On stimulus, still some questions
That judgment seemed premature at the time, and it looks even shakier now that the Federal Reserve Board has concluded the economy, which was in free-fall last winter, has stabilized and “is leveling out.” To probe the question further, I spent the other morning at the Brookings Institution, a Washington think tank, which scheduled a panel discussion on the topic. Three Brookings scholars and a suburban Washington mayor agreed on one thing: No one can realistically pronounce the massive $787 billion stimulus bill either a flop or a triumph at this point.
As one of the panelists said, the bill that was quickly assembled and hastily passed by a Congress frightened that the economy might collapse at any moment, “was a hodgepodge package and we are getting hodgepodge results.” Economist Barry Bosworth launched the discussion on a skeptical note, saying that the recession might be ending, but “the government stimulus did not have a lot to do with the recovery.”
Bosworth complained that in the autumn of 2008, when the election was uppermost on politicians’ minds, Congress was tardy in responding to the warning signs of what became the worst slump since the Great Depression. As a result, funds have been delayed in reaching hard-hit communities.
But Bosworth later conceded that when consumers’ disposable income was dropping early this year at an annual rate of half a trillion dollars, the government stepped in with tax cuts, direct payments and extended unemployment benefits that “completely offset” the hemorrhaging of the private economy.
“That’s a pretty amazing accomplishment,” he said.
Other panelists pointed to more familiar accomplishments—the stimulus money to states and local governments that will postpone or avoid layoffs of teachers and police officers. Most of those benefits have not registered yet with the public because, as school finance specialist Grover J. “Russ” Whitehurst pointed out, of the $115 billion in stimulus funds allocated to the Department of Education, checks have been written for only $13 billion. A mere $25 million has been contracted for specific projects.
Obviously, this strengthens the critics’ argument that much of the stimulus money—all of it borrowed from our overseas creditors—won’t be spent until the economy is already on the mend.
But the most important thing I learned from the session was not what was right and wrong about the stimulus bill. After all, it is not likely to be rescinded or significantly altered by the Congress that passed it.
Rather, what emerged in much clearer focus is what we are likely to face when 2010, the year when stimulus spending will peak, is over, and we have to figure out what to do next.
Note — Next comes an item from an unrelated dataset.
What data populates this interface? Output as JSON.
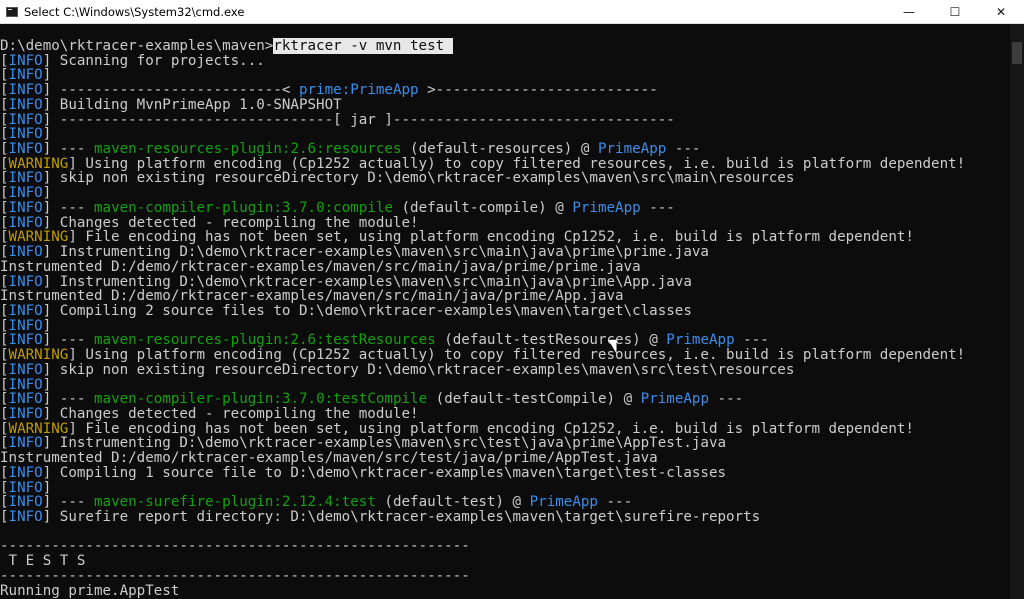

At that point, Obama will be under great pressure to slow down the frantic pace of federal spending and to address the unprecedented deficits of this year and next.
But, as Amy Liu, the panel’s expert on state and local finances, pointed out, the vast differences in local economies will clearly leave some cities and metropolitan areas in need of help. As of March, unemployment rates ranged from a low of 5.1 percent in Provo, Utah, to a high of 17.5 percent in Modesto, Calif.
Long after Provo can dispense with federal aid, Modesto and other cities such as Toledo and Detroit are likely to require assistance. Congress will not be eager to pass another big national stimulus bill, but some way will have to be found to funnel funds to the places where they are most needed.
Meantime, there’s no quick fix for many communities. Chris Zimmerman, a county board member in the Washington suburb of Arlington, Va., pointed out that property taxes—the mainstay of local budgets—typically take two years to recover after the bottom of a recession. This means that at best, mayors and council members will be looking for help even when 2011 rolls around.
David Broder is a columnist for The Washington Post. Readers may write to him via e-mail at email@example.com.